— YOUR GOAL —
From the entries below, copy each line in which the word "Create" occurs.
START INPUT DATA
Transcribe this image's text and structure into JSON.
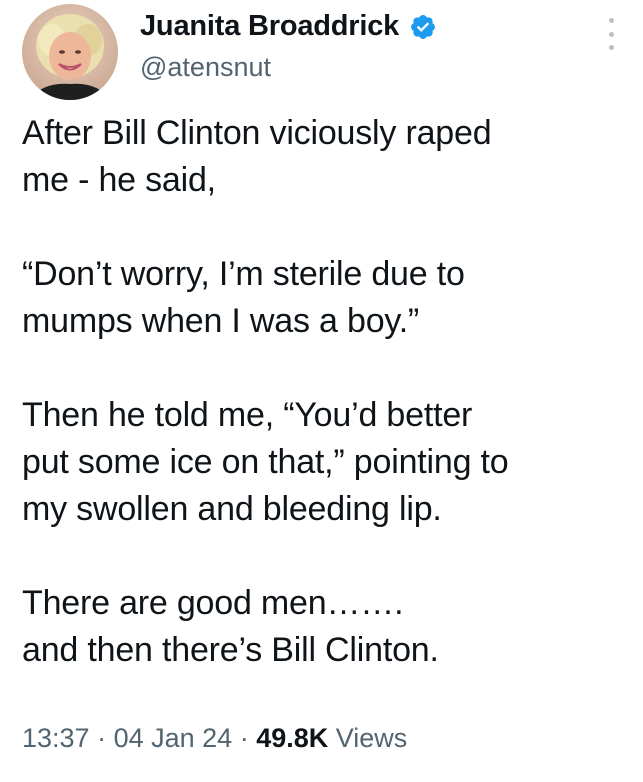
{
  "author": {
    "display_name": "Juanita Broaddrick",
    "handle": "@atensnut",
    "verified": true,
    "verified_color": "#1d9bf0"
  },
  "tweet": {
    "paragraphs": [
      "After Bill Clinton viciously raped\nme - he said,",
      "“Don’t worry, I’m sterile due to\nmumps when I was a boy.”",
      "Then he told me, “You’d better\nput some ice on that,” pointing to\nmy swollen and bleeding lip.",
      "There are good men…….\nand then there’s Bill Clinton."
    ]
  },
  "meta": {
    "time": "13:37",
    "separator": " · ",
    "date": "04 Jan 24",
    "views_count": "49.8K",
    "views_label": " Views"
  },
  "icons": {
    "verified": "verified-badge-icon",
    "more": "more-options-icon"
  }
}
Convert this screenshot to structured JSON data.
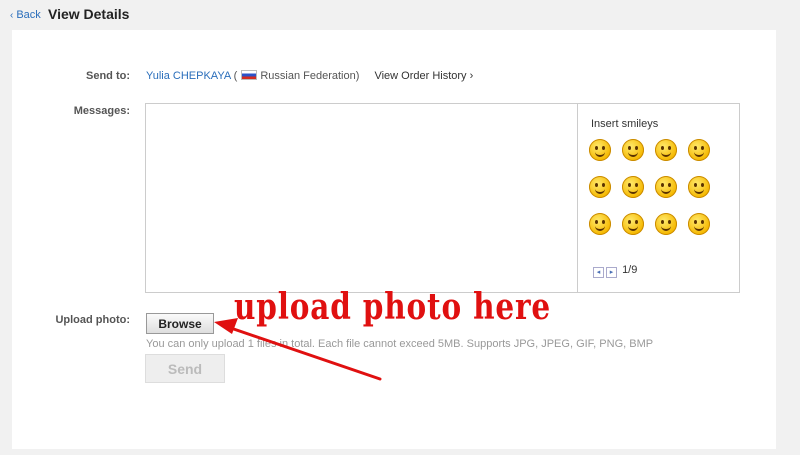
{
  "header": {
    "back_label": "Back",
    "title": "View Details"
  },
  "form": {
    "send_to_label": "Send to:",
    "recipient_name": "Yulia CHEPKAYA",
    "recipient_country": "Russian Federation",
    "order_history_label": "View Order History",
    "messages_label": "Messages:",
    "message_value": "",
    "upload_label": "Upload photo:",
    "browse_label": "Browse",
    "upload_note": "You can only upload 1 files in total. Each file cannot exceed 5MB. Supports JPG, JPEG, GIF, PNG, BMP",
    "send_label": "Send"
  },
  "smileys": {
    "title": "Insert smileys",
    "page": "1/9",
    "count": 12
  },
  "annotation": {
    "text": "upload photo here",
    "color": "#e01010"
  },
  "colors": {
    "link": "#2a6ebb",
    "annotation": "#e01010"
  }
}
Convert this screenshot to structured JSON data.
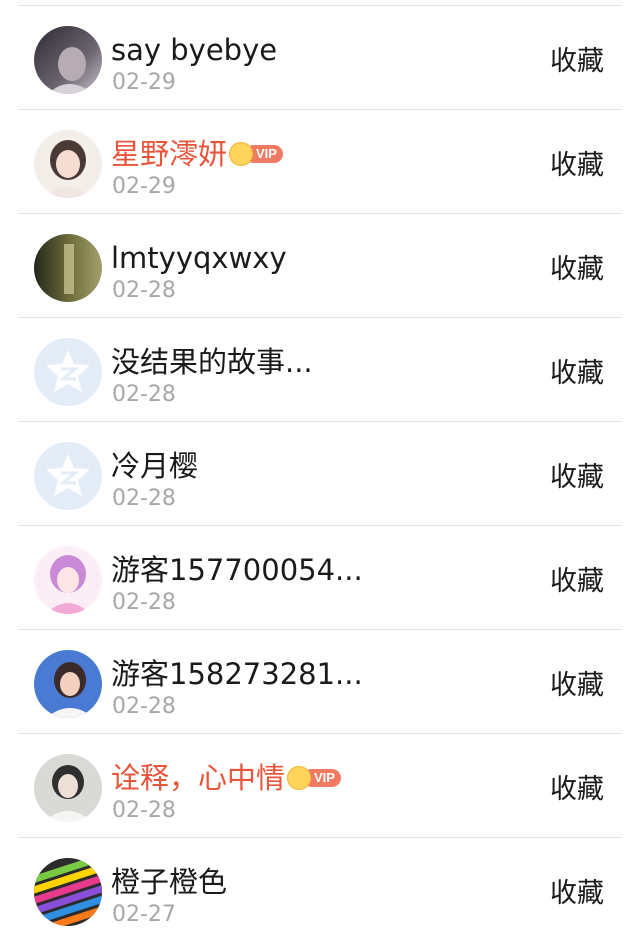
{
  "items": [
    {
      "name": "say byebye",
      "date": "02-29",
      "vip": false,
      "action": "收藏",
      "avatar": "photo"
    },
    {
      "name": "星野澪妍",
      "date": "02-29",
      "vip": true,
      "vip_label": "VIP",
      "action": "收藏",
      "avatar": "photo"
    },
    {
      "name": "lmtyyqxwxy",
      "date": "02-28",
      "vip": false,
      "action": "收藏",
      "avatar": "photo"
    },
    {
      "name": "没结果的故事...",
      "date": "02-28",
      "vip": false,
      "action": "收藏",
      "avatar": "default-qzone-icon"
    },
    {
      "name": "冷月樱",
      "date": "02-28",
      "vip": false,
      "action": "收藏",
      "avatar": "default-qzone-icon"
    },
    {
      "name": "游客157700054...",
      "date": "02-28",
      "vip": false,
      "action": "收藏",
      "avatar": "photo"
    },
    {
      "name": "游客158273281...",
      "date": "02-28",
      "vip": false,
      "action": "收藏",
      "avatar": "photo"
    },
    {
      "name": "诠释，心中情",
      "date": "02-28",
      "vip": true,
      "vip_label": "VIP",
      "action": "收藏",
      "avatar": "photo"
    },
    {
      "name": "橙子橙色",
      "date": "02-27",
      "vip": false,
      "action": "收藏",
      "avatar": "photo"
    }
  ],
  "colors": {
    "vip_name": "#e8553a",
    "text": "#1a1a1a",
    "date": "#a7a7a7",
    "divider": "#e3e3e3"
  }
}
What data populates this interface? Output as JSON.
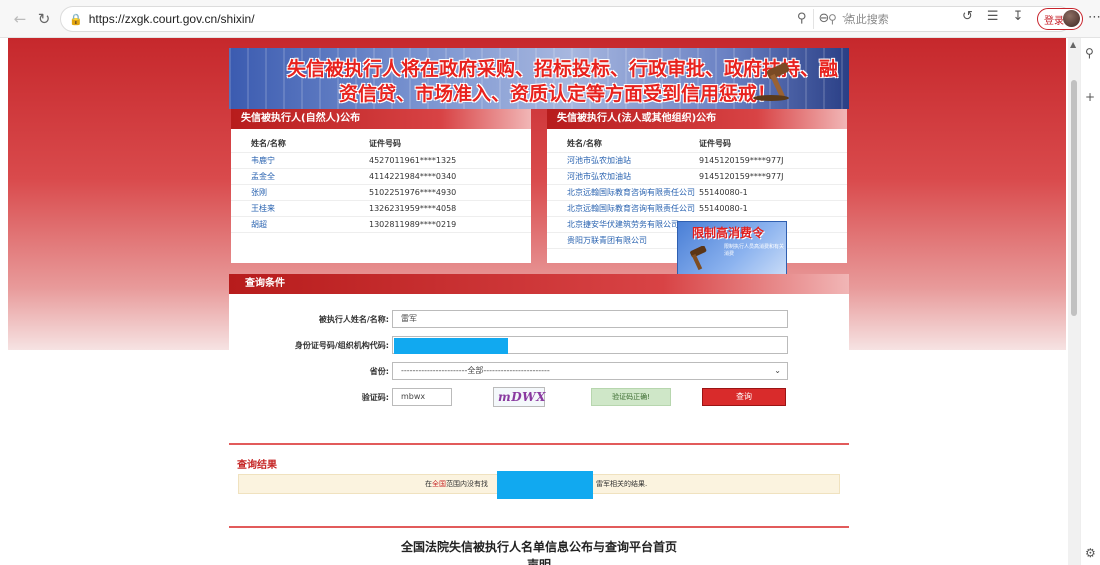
{
  "browser": {
    "url": "https://zxgk.court.gov.cn/shixin/",
    "search_placeholder": "点此搜索",
    "login_label": "登录"
  },
  "banner": {
    "line1": "失信被执行人将在政府采购、招标投标、行政审批、政府扶持、融",
    "line2": "资信贷、市场准入、资质认定等方面受到信用惩戒！"
  },
  "left_panel": {
    "title": "失信被执行人(自然人)公布",
    "col_name": "姓名/名称",
    "col_id": "证件号码",
    "rows": [
      {
        "name": "韦鹿宁",
        "id": "4527011961****1325"
      },
      {
        "name": "孟金全",
        "id": "4114221984****0340"
      },
      {
        "name": "张刚",
        "id": "5102251976****4930"
      },
      {
        "name": "王桂来",
        "id": "1326231959****4058"
      },
      {
        "name": "胡超",
        "id": "1302811989****0219"
      }
    ]
  },
  "right_panel": {
    "title": "失信被执行人(法人或其他组织)公布",
    "col_name": "姓名/名称",
    "col_id": "证件号码",
    "rows": [
      {
        "name": "河池市弘农加油站",
        "id": "9145120159****977J"
      },
      {
        "name": "河池市弘农加油站",
        "id": "9145120159****977J"
      },
      {
        "name": "北京远翰国际教育咨询有限责任公司",
        "id": "55140080-1"
      },
      {
        "name": "北京远翰国际教育咨询有限责任公司",
        "id": "55140080-1"
      },
      {
        "name": "北京捷安华伏建筑劳务有限公司",
        "id": ""
      },
      {
        "name": "贵阳万联青团有限公司",
        "id": ""
      }
    ],
    "ad_title": "限制高消费令",
    "ad_sub": "限制执行人员高消费和有关消费"
  },
  "query": {
    "title": "查询条件",
    "name_label": "被执行人姓名/名称:",
    "name_value": "雷军",
    "id_label": "身份证号码/组织机构代码:",
    "province_label": "省份:",
    "province_value": "-----------------------全部-----------------------",
    "captcha_label": "验证码:",
    "captcha_value": "mbwx",
    "captcha_image": "mDWX",
    "captcha_ok": "验证码正确!",
    "query_button": "查询"
  },
  "results": {
    "title": "查询结果",
    "prefix": "在",
    "scope": "全国",
    "middle": "范围内没有找",
    "keyword": "雷军",
    "suffix": "相关的结果."
  },
  "footer": {
    "title": "全国法院失信被执行人名单信息公布与查询平台首页",
    "subtitle": "声明"
  }
}
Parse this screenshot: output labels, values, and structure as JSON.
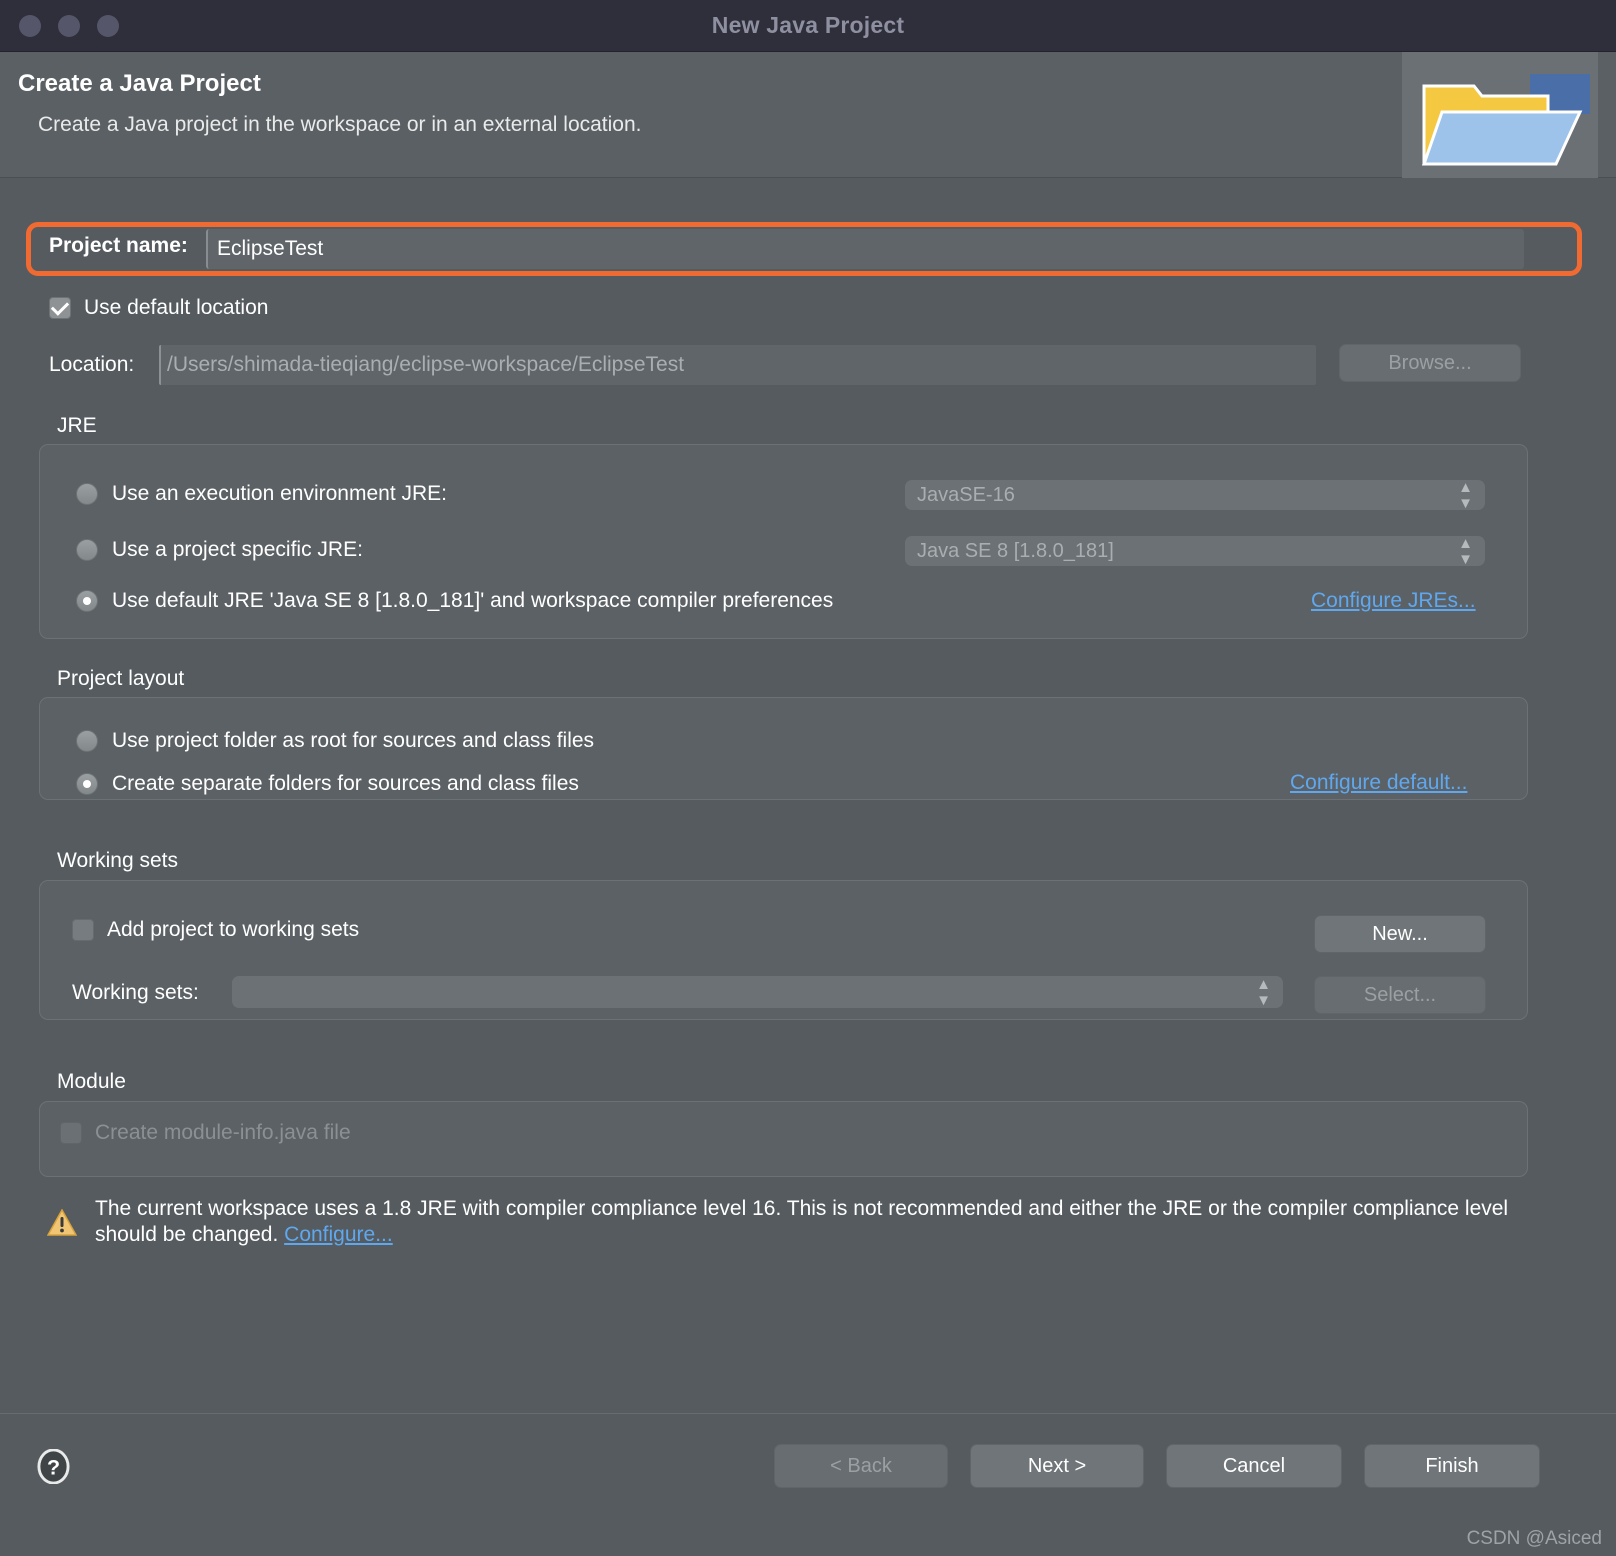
{
  "window": {
    "title": "New Java Project",
    "traffic_lights": [
      "close",
      "minimize",
      "zoom"
    ]
  },
  "header": {
    "title": "Create a Java Project",
    "subtitle": "Create a Java project in the workspace or in an external location.",
    "icon": "open-folder-icon"
  },
  "project_name": {
    "label": "Project name:",
    "value": "EclipseTest",
    "placeholder": "",
    "highlight_color": "#f16a32"
  },
  "use_default_location": {
    "label": "Use default location",
    "checked": true
  },
  "location": {
    "label": "Location:",
    "value": "/Users/shimada-tieqiang/eclipse-workspace/EclipseTest",
    "disabled": true,
    "browse_label": "Browse...",
    "browse_disabled": true
  },
  "jre": {
    "group_title": "JRE",
    "options": [
      {
        "label": "Use an execution environment JRE:",
        "selected": false,
        "combo_value": "JavaSE-16",
        "combo_disabled": true
      },
      {
        "label": "Use a project specific JRE:",
        "selected": false,
        "combo_value": "Java SE 8 [1.8.0_181]",
        "combo_disabled": true
      },
      {
        "label": "Use default JRE 'Java SE 8 [1.8.0_181]' and workspace compiler preferences",
        "selected": true
      }
    ],
    "configure_link": "Configure JREs..."
  },
  "project_layout": {
    "group_title": "Project layout",
    "options": [
      {
        "label": "Use project folder as root for sources and class files",
        "selected": false
      },
      {
        "label": "Create separate folders for sources and class files",
        "selected": true
      }
    ],
    "configure_link": "Configure default..."
  },
  "working_sets": {
    "group_title": "Working sets",
    "add_checkbox": {
      "label": "Add project to working sets",
      "checked": false
    },
    "new_button": "New...",
    "combo_label": "Working sets:",
    "combo_value": "",
    "combo_disabled": true,
    "select_button": "Select...",
    "select_disabled": true
  },
  "module": {
    "group_title": "Module",
    "checkbox": {
      "label": "Create module-info.java file",
      "checked": false,
      "disabled": true
    }
  },
  "warning": {
    "icon": "warning-triangle-icon",
    "text_before_link": "The current workspace uses a 1.8 JRE with compiler compliance level 16. This is not recommended and either the JRE or the compiler compliance level should be changed. ",
    "link": "Configure..."
  },
  "footer": {
    "help_icon": "help-question-icon",
    "buttons": [
      {
        "label": "< Back",
        "disabled": true
      },
      {
        "label": "Next >",
        "disabled": false
      },
      {
        "label": "Cancel",
        "disabled": false
      },
      {
        "label": "Finish",
        "disabled": false
      }
    ]
  },
  "watermark": "CSDN @Asiced"
}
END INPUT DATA
— RESULT BELOW —
    "title": "Create a Java Project",
    "subtitle": "Create a Java project in the workspace or in an external location.",
        "label": "Create separate folders for sources and class files",
      "label": "Create module-info.java file",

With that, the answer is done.